§ Aim of the exercise: Go through the data and copy each line that holds "this".
====== Provided information
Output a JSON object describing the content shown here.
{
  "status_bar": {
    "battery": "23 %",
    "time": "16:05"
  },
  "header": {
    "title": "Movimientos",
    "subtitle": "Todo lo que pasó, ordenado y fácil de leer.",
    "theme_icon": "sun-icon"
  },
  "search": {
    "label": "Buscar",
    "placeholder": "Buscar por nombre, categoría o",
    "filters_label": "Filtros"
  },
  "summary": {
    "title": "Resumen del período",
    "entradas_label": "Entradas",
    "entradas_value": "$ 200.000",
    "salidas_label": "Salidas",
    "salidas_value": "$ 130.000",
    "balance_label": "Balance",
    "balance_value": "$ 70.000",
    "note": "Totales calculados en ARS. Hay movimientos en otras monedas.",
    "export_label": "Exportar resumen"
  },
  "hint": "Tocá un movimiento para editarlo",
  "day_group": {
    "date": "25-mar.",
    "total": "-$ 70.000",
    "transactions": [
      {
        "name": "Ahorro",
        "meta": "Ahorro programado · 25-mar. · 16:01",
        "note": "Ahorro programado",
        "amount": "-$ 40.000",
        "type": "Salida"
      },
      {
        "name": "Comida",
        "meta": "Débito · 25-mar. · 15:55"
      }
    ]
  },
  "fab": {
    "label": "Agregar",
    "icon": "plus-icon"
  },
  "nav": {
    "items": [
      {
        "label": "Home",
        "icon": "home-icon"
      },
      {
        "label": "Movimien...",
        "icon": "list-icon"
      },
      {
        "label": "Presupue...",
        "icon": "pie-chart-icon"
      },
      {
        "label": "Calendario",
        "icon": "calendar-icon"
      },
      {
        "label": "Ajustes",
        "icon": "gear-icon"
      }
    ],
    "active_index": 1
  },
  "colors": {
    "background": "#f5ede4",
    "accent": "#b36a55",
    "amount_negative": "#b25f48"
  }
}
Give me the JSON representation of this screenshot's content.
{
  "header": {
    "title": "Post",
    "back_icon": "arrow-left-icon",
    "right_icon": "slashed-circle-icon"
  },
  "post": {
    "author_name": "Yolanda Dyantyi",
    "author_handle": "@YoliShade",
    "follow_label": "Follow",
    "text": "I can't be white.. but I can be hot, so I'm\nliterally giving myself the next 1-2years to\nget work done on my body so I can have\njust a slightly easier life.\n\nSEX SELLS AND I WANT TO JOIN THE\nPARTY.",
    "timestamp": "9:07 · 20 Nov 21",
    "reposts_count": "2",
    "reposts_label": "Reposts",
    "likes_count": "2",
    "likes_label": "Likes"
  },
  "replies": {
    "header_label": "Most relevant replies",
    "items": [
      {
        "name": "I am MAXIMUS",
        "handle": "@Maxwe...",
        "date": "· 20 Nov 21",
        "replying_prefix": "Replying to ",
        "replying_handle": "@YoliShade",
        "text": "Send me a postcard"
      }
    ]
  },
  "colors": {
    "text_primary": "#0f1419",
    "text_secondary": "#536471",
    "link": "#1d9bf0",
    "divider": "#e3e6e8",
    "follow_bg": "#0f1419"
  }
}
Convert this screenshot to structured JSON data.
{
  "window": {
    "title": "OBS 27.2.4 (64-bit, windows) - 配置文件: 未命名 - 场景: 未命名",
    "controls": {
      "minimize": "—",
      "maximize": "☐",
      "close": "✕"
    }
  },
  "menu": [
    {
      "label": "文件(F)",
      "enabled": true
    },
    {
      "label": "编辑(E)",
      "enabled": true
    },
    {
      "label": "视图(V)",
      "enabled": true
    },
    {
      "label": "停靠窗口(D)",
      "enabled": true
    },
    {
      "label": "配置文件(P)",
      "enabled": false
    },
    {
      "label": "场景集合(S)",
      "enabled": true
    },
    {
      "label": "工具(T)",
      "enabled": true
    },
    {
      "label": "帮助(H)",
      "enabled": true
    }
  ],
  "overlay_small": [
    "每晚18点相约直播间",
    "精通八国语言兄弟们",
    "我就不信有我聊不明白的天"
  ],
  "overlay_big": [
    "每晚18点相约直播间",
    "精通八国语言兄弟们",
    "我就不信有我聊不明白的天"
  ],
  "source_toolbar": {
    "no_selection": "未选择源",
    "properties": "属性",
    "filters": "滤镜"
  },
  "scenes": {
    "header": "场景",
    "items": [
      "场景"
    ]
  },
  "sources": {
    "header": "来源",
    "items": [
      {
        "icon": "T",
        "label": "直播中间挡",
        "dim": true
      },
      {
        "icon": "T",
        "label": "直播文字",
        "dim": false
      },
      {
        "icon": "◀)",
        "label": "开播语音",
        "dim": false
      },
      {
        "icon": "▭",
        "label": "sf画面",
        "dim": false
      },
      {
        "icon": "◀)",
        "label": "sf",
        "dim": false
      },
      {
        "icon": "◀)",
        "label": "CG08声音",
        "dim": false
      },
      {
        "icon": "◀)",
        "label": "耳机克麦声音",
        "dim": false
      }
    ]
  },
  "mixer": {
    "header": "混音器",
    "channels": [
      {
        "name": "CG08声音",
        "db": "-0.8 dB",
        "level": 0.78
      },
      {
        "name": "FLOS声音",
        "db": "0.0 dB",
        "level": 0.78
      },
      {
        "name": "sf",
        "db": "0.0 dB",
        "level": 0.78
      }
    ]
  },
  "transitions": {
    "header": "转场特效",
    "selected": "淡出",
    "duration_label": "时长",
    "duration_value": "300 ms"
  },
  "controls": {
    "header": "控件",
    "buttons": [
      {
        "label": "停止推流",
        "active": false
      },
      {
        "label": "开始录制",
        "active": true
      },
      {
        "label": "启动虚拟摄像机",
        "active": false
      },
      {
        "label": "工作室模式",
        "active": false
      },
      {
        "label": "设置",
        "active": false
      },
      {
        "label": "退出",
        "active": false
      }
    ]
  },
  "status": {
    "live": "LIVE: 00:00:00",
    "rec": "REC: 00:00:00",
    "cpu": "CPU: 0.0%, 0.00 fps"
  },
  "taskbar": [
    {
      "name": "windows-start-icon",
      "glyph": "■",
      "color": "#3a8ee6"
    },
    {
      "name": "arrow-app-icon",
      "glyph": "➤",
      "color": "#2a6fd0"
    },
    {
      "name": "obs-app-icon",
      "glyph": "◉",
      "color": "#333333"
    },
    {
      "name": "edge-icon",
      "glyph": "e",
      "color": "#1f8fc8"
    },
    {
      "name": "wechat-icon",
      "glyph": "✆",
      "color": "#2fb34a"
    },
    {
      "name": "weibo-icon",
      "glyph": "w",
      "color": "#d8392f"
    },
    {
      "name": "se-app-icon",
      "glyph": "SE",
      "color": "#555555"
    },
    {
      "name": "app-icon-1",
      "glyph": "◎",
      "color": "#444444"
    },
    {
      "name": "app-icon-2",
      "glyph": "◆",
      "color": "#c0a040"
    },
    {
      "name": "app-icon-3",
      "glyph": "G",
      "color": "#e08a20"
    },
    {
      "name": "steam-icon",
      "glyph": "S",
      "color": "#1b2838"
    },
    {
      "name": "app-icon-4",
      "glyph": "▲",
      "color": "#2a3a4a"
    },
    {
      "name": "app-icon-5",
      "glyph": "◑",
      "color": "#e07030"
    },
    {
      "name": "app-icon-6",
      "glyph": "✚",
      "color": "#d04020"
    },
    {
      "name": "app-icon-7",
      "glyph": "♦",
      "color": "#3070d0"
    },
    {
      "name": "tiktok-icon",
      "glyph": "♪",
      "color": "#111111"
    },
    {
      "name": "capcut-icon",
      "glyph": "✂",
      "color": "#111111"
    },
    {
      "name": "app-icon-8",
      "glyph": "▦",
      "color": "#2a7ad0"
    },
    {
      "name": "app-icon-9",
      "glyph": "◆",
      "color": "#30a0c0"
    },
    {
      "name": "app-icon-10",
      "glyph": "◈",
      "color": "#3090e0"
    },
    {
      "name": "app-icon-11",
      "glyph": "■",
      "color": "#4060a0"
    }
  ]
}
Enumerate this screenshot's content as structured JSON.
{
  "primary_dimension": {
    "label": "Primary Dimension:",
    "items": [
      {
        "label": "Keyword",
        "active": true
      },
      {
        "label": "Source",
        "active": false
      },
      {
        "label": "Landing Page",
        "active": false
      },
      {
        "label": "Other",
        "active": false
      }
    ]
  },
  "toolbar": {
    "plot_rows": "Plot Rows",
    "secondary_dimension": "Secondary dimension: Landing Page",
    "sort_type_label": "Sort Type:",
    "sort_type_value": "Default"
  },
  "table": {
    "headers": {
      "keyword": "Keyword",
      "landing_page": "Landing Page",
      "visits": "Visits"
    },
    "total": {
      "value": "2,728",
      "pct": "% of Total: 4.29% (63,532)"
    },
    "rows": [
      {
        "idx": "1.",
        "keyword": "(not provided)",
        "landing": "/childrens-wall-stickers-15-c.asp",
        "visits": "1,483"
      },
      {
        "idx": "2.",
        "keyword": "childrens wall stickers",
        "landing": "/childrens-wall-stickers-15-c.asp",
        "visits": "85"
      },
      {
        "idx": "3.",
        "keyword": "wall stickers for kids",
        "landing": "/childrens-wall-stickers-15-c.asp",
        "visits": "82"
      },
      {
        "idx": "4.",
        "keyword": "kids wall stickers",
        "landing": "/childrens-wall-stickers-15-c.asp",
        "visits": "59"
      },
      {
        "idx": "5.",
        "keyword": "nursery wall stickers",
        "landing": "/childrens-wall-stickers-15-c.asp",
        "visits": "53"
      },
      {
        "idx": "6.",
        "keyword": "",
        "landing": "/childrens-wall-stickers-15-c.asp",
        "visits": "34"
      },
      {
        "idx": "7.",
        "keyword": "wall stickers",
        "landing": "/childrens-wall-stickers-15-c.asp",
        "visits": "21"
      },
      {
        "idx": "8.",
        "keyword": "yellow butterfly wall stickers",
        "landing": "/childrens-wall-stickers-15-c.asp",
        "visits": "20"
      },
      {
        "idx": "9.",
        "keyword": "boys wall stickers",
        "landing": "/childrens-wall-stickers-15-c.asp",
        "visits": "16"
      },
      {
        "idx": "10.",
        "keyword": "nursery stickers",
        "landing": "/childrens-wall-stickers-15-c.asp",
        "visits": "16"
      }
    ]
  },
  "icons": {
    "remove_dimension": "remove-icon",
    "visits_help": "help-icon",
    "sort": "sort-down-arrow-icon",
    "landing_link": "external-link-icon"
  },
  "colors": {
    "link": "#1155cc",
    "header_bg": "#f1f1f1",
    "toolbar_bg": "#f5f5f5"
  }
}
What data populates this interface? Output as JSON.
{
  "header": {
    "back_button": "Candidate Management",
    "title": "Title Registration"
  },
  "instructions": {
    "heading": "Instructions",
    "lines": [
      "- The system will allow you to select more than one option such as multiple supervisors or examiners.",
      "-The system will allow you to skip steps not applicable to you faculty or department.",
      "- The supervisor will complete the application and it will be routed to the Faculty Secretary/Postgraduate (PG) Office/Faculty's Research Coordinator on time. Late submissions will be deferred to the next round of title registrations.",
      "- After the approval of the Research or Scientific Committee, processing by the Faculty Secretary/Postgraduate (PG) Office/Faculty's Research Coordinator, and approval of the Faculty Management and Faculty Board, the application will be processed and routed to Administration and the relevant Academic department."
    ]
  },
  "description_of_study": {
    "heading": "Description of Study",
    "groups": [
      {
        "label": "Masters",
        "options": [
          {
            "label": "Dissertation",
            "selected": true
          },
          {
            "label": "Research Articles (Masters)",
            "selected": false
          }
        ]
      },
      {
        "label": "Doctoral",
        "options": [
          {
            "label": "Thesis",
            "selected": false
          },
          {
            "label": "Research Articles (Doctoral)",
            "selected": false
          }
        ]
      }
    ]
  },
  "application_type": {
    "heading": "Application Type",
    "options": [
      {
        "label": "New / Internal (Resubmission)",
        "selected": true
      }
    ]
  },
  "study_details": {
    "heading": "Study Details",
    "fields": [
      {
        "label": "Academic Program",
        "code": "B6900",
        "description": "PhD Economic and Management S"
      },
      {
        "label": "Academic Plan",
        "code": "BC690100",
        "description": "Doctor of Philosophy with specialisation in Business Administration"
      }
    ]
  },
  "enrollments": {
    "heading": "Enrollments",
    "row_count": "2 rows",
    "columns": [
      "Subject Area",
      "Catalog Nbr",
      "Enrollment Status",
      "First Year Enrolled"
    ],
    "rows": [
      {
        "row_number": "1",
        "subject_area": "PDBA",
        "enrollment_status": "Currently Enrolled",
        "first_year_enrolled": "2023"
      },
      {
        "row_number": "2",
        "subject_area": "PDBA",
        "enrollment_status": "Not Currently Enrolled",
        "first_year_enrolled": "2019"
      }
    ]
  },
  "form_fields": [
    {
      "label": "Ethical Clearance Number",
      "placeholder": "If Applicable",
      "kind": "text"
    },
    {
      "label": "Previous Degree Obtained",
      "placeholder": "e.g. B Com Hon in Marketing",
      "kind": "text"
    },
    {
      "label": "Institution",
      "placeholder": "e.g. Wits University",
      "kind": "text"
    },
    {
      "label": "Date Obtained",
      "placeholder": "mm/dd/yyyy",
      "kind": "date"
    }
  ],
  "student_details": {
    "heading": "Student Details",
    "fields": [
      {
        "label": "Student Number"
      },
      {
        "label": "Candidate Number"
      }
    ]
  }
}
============
§ Final answer:
Give me the JSON representation of this screenshot's content.
Convert this screenshot to structured JSON data.
Enumerate this screenshot's content as structured JSON.
What data populates this interface? Output as JSON.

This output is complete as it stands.